(What the task asks) Every record must be restated exactly as written.

(Provided entries)
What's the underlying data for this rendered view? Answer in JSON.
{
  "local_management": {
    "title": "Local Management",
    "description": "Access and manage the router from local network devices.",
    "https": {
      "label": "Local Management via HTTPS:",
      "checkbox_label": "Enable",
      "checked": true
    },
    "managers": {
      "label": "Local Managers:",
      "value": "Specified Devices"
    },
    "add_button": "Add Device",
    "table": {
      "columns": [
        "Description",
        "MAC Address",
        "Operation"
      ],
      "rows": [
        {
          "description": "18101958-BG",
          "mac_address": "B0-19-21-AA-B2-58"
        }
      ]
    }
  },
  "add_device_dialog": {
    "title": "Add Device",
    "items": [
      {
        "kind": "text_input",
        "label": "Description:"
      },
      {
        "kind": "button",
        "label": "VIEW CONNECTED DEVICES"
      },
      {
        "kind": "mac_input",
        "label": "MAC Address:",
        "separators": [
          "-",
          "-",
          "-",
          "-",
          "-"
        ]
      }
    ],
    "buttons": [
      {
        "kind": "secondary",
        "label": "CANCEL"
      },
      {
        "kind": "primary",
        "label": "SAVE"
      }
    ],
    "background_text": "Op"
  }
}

(Solution below)
What's the underlying data for this rendered view? Answer in JSON.
{
  "local_management": {
    "title": "Local Management",
    "description": "Access and manage the router from local network devices.",
    "https": {
      "label": "Local Management via HTTPS:",
      "checkbox_label": "Enable",
      "checked": true
    },
    "managers": {
      "label": "Local Managers:",
      "value": "Specified Devices"
    },
    "add_button": "Add Device",
    "table": {
      "columns": [
        "Description",
        "MAC Address",
        "Operation"
      ],
      "rows": [
        {
          "description": "18101958-BG",
          "mac_address": "B0-19-21-AA-B2-58"
        }
      ]
    }
  },
  "add_device_dialog": {
    "title": "Add Device",
    "items": [
      {
        "kind": "text_input",
        "label": "Description:"
      },
      {
        "kind": "button",
        "label": "VIEW CONNECTED DEVICES"
      },
      {
        "kind": "mac_input",
        "label": "MAC Address:",
        "separators": [
          "-",
          "-",
          "-",
          "-",
          "-"
        ]
      }
    ],
    "buttons": [
      {
        "kind": "secondary",
        "label": "CANCEL"
      },
      {
        "kind": "primary",
        "label": "SAVE"
      }
    ],
    "background_text": "Op"
  }
}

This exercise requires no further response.